DATASET RECORDS START
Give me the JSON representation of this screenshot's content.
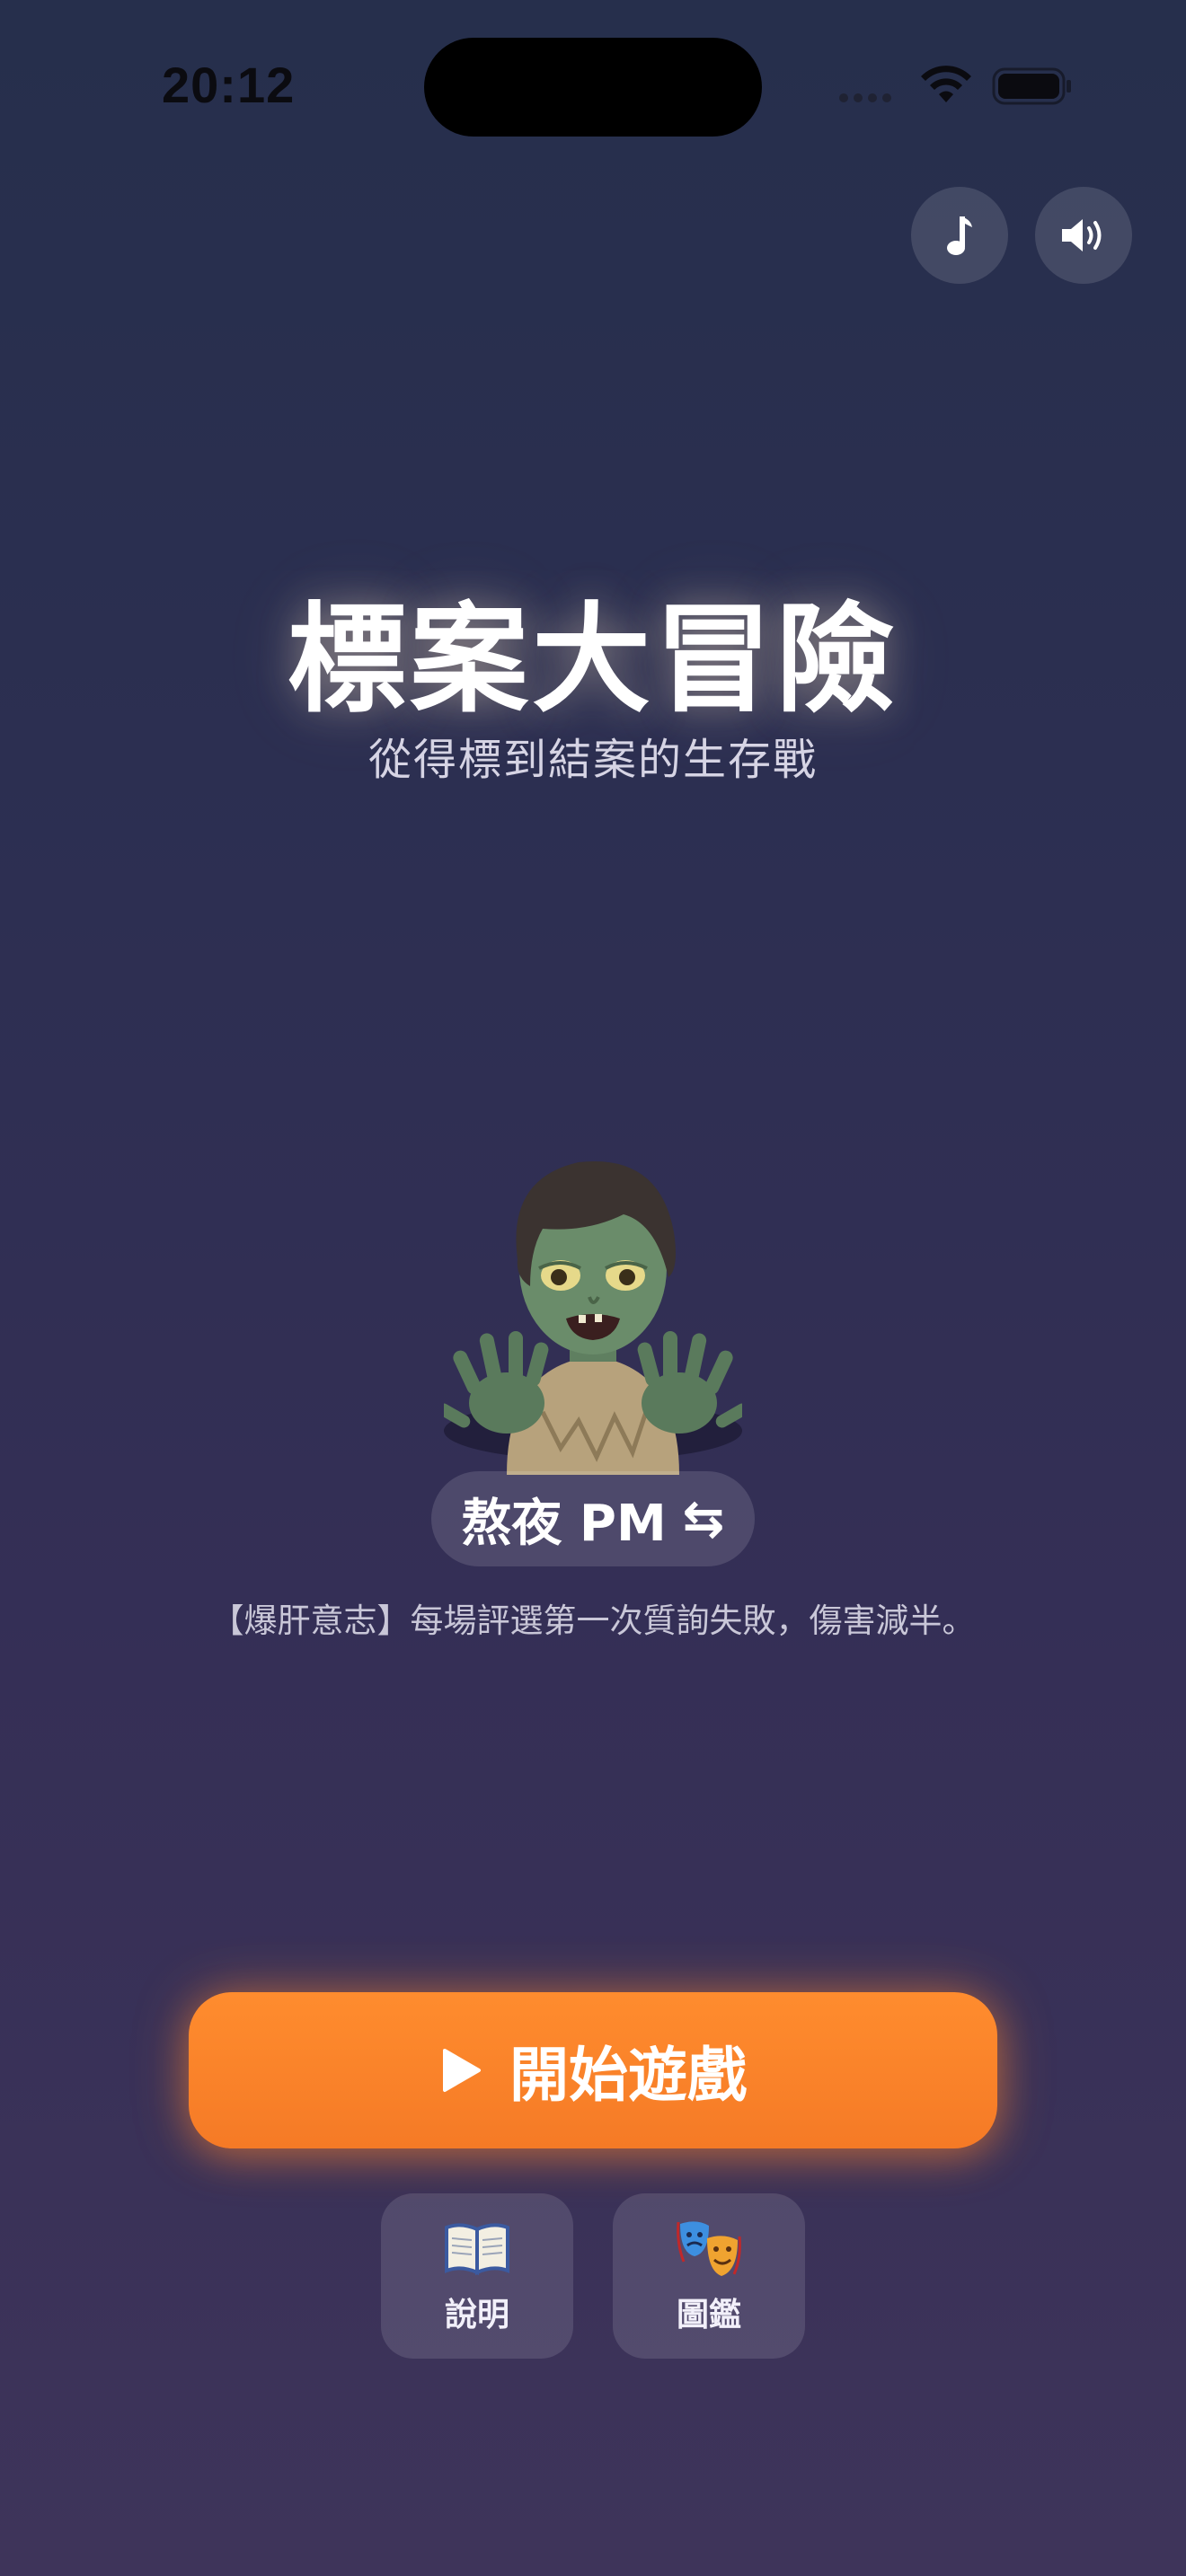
{
  "status_bar": {
    "time": "20:12"
  },
  "controls": {
    "music_icon": "music-note-icon",
    "sound_icon": "speaker-icon"
  },
  "game": {
    "title": "標案大冒險",
    "subtitle": "從得標到結案的生存戰"
  },
  "character": {
    "name": "熬夜 PM",
    "swap_icon": "⇆",
    "avatar_icon": "zombie-icon",
    "ability": "【爆肝意志】每場評選第一次質詢失敗，傷害減半。"
  },
  "actions": {
    "start_label": "開始遊戲",
    "start_icon": "play-icon",
    "help_label": "說明",
    "help_icon": "open-book-icon",
    "dex_label": "圖鑑",
    "dex_icon": "theater-masks-icon"
  },
  "colors": {
    "accent": "#f98a2c",
    "background_top": "#262f4c",
    "background_bottom": "#3e345a"
  }
}
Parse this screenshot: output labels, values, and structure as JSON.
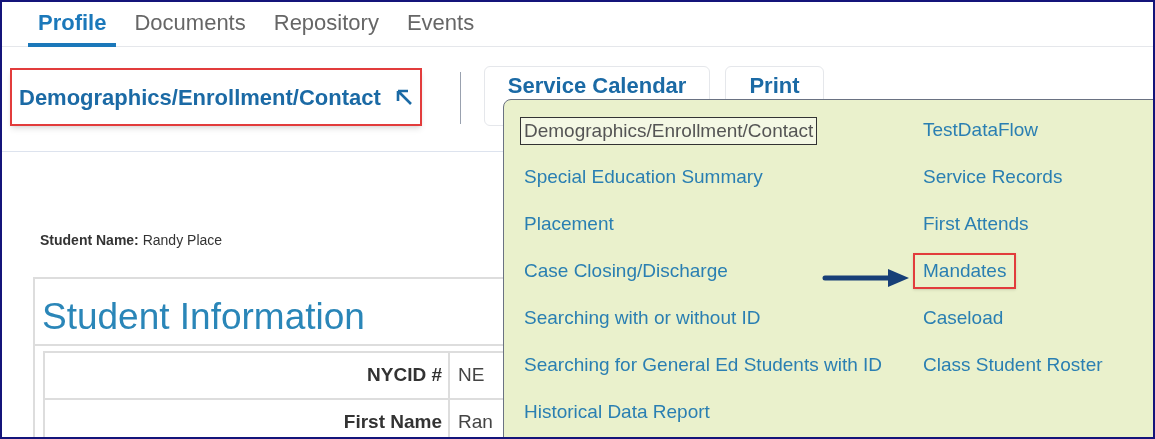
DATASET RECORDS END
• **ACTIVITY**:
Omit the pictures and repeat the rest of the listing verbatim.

• **EXERCISE ANSWER**:
Give me the JSON representation of this screenshot's content.
{
  "status_bar": {
    "time": "20:12"
  },
  "controls": {
    "music_icon": "music-note-icon",
    "sound_icon": "speaker-icon"
  },
  "game": {
    "title": "標案大冒險",
    "subtitle": "從得標到結案的生存戰"
  },
  "character": {
    "name": "熬夜 PM",
    "swap_icon": "⇆",
    "avatar_icon": "zombie-icon",
    "ability": "【爆肝意志】每場評選第一次質詢失敗，傷害減半。"
  },
  "actions": {
    "start_label": "開始遊戲",
    "start_icon": "play-icon",
    "help_label": "說明",
    "help_icon": "open-book-icon",
    "dex_label": "圖鑑",
    "dex_icon": "theater-masks-icon"
  },
  "colors": {
    "accent": "#f98a2c",
    "background_top": "#262f4c",
    "background_bottom": "#3e345a"
  }
}
Parse this screenshot: output labels, values, and structure as JSON.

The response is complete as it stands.